Furthermore, climate action supported by the Congo Basin could add weight to AU diplomacy. Unfortunately, the Congo Basin is also not among the flagship projects of the AU.
It is unfortunate that this continental institution is almost invisible in climate negotiations such as the One Forest Summit which was held in Gabon in March 2023 and does not appear anywhere in the map of Libreville adopted at the said summit. The time for awareness has come.
It is essential that the AU plays a central role in climate diplomacy.
In this sense, we recommend that the AU include the GGW and the Congo Basin as of now among its priorities and flagship projects, for example by appointing special ambassadors in charge of these two initiatives. The GGW, on the one hand, and the Congo Basin, on the other, are precious opportunities for which the AU must be the standard bearer from one end of the planet to the other.
Better management of climate change and the elimination of food insecurity will produce notable effects on the extreme violence in the Sahel and on illegal immigration, among others. Industrialized countries will be among the first beneficiaries of successful action on these two initiatives, the GGW and the Congo Basin.

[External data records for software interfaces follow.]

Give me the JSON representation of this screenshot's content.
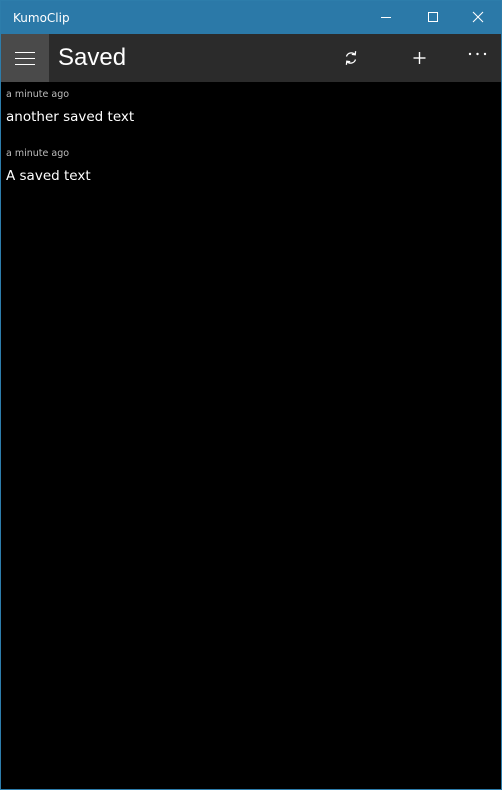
{
  "window": {
    "title": "KumoClip",
    "controls": [
      {
        "name": "minimize",
        "icon": "minimize-icon"
      },
      {
        "name": "maximize",
        "icon": "maximize-icon"
      },
      {
        "name": "close",
        "icon": "close-icon"
      }
    ]
  },
  "appbar": {
    "menu_icon": "hamburger-icon",
    "title": "Saved",
    "actions": [
      {
        "name": "sync",
        "icon": "sync-icon"
      },
      {
        "name": "add",
        "icon": "plus-icon"
      },
      {
        "name": "more",
        "icon": "more-icon"
      }
    ]
  },
  "items": [
    {
      "time": "a minute ago",
      "text": "another saved text"
    },
    {
      "time": "a minute ago",
      "text": "A saved text"
    }
  ],
  "colors": {
    "titlebar": "#2b79a8",
    "appbar": "#2b2b2b",
    "hamburger_bg": "#4a4a4a",
    "background": "#000000",
    "text": "#ffffff",
    "subtext": "#bdbdbd"
  }
}
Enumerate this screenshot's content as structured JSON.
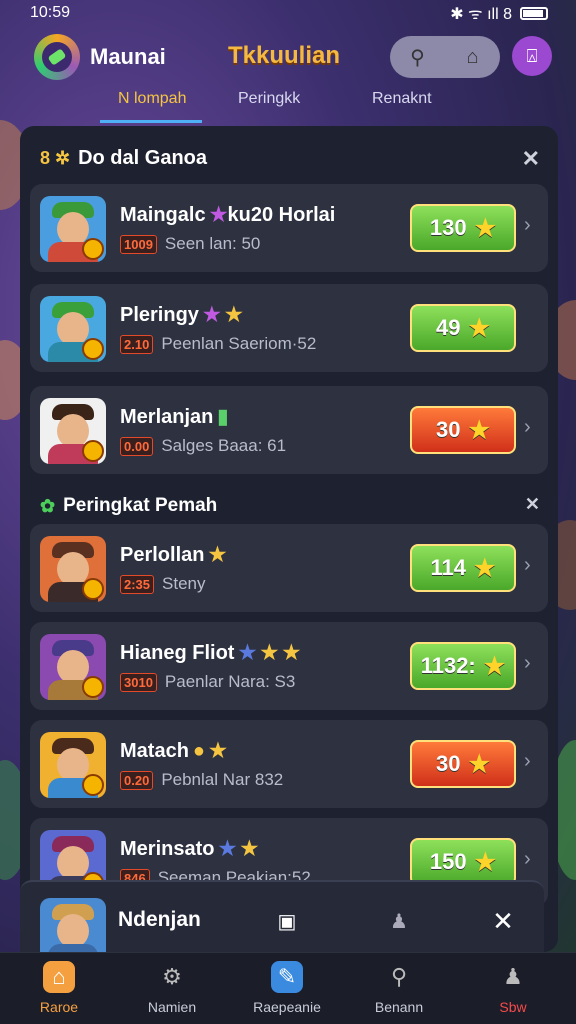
{
  "status_bar": {
    "time": "10:59",
    "status_icons": "✱ ᯤ ıll 8"
  },
  "header": {
    "app_name": "Maunai",
    "page_title": "Tkkuulian",
    "search_icon": "search-icon",
    "home_icon": "home-icon",
    "profile_icon": "profile-icon"
  },
  "tabs": [
    {
      "label": "N lompah",
      "active": true
    },
    {
      "label": "Peringkk",
      "active": false
    },
    {
      "label": "Renaknt",
      "active": false
    }
  ],
  "section1": {
    "title": "Do dal Ganoa",
    "close": "✕"
  },
  "section2": {
    "title": "Peringkat Pemah",
    "close": "✕"
  },
  "rows": [
    {
      "name": "Maingalc",
      "name2": "ku20 Horlai",
      "stars": [
        "★"
      ],
      "rank": "1009",
      "sub": "Seen lan: 50",
      "score": "130",
      "score_color": "green",
      "colors": {
        "bg": "#4a9ee0",
        "hat": "#3a9a3a",
        "body": "#d04a3a"
      }
    },
    {
      "name": "Pleringy",
      "name2": "",
      "stars": [
        "★",
        "★"
      ],
      "rank": "2.10",
      "sub": "Peenlan Saeriom·52",
      "score": "49",
      "score_color": "green",
      "colors": {
        "bg": "#4aa8e0",
        "hat": "#3aa03a",
        "body": "#2a8aa8"
      }
    },
    {
      "name": "Merlanjan",
      "name2": "",
      "stars": [
        "▮"
      ],
      "rank": "0.00",
      "sub": "Salges Baaa: 61",
      "score": "30",
      "score_color": "red",
      "colors": {
        "bg": "#f0f0f0",
        "hat": "#3a2418",
        "body": "#c03a5a"
      }
    },
    {
      "name": "Perlollan",
      "name2": "",
      "stars": [
        "★"
      ],
      "rank": "2:35",
      "sub": "Steny",
      "score": "114",
      "score_color": "green",
      "colors": {
        "bg": "#e0703a",
        "hat": "#5a3020",
        "body": "#3a2a2a"
      }
    },
    {
      "name": "Hianeg Fliot",
      "name2": "",
      "stars": [
        "★",
        "★",
        "★"
      ],
      "rank": "3010",
      "sub": "Paenlar Nara: S3",
      "score": "1132:",
      "score_color": "green",
      "colors": {
        "bg": "#8a4ab0",
        "hat": "#4a3a8a",
        "body": "#a87a3a"
      }
    },
    {
      "name": "Matach",
      "name2": "",
      "stars": [
        "●",
        "★"
      ],
      "rank": "0.20",
      "sub": "Pebnlal Nar 832",
      "score": "30",
      "score_color": "red",
      "colors": {
        "bg": "#f0b030",
        "hat": "#4a2a1a",
        "body": "#3a8ad0"
      }
    },
    {
      "name": "Merinsato",
      "name2": "",
      "stars": [
        "★",
        "★"
      ],
      "rank": "846",
      "sub": "Seeman Peakian:52",
      "score": "150",
      "score_color": "green",
      "colors": {
        "bg": "#5a6ad0",
        "hat": "#8a2a5a",
        "body": "#3a3a5a"
      }
    }
  ],
  "sticky_user": {
    "name": "Ndenjan",
    "badge_icon": "badge-icon",
    "user_icon": "user-icon",
    "close": "✕"
  },
  "bottom_nav": [
    {
      "label": "Raroe",
      "icon": "home-icon",
      "active": true
    },
    {
      "label": "Namien",
      "icon": "gear-icon",
      "active": false
    },
    {
      "label": "Raepeanie",
      "icon": "edit-icon",
      "active": false
    },
    {
      "label": "Benann",
      "icon": "search-icon",
      "active": false
    },
    {
      "label": "Sbw",
      "icon": "user-icon",
      "active": false
    }
  ]
}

The AU could also increase levels of regional trade and regional integration between some of the 11 GGW target countries and the 6 Congo Basin countries, thereby strengthening its international position.
Kenneth Nsah, Expert in Comparative Literature and Environmental Humanities, University of Lille et Eric Tevoedjre, Lecturer International Relations, African Politics, Regional Integration in Africa, and International Economics, Catholic Institute of Lille (ICL)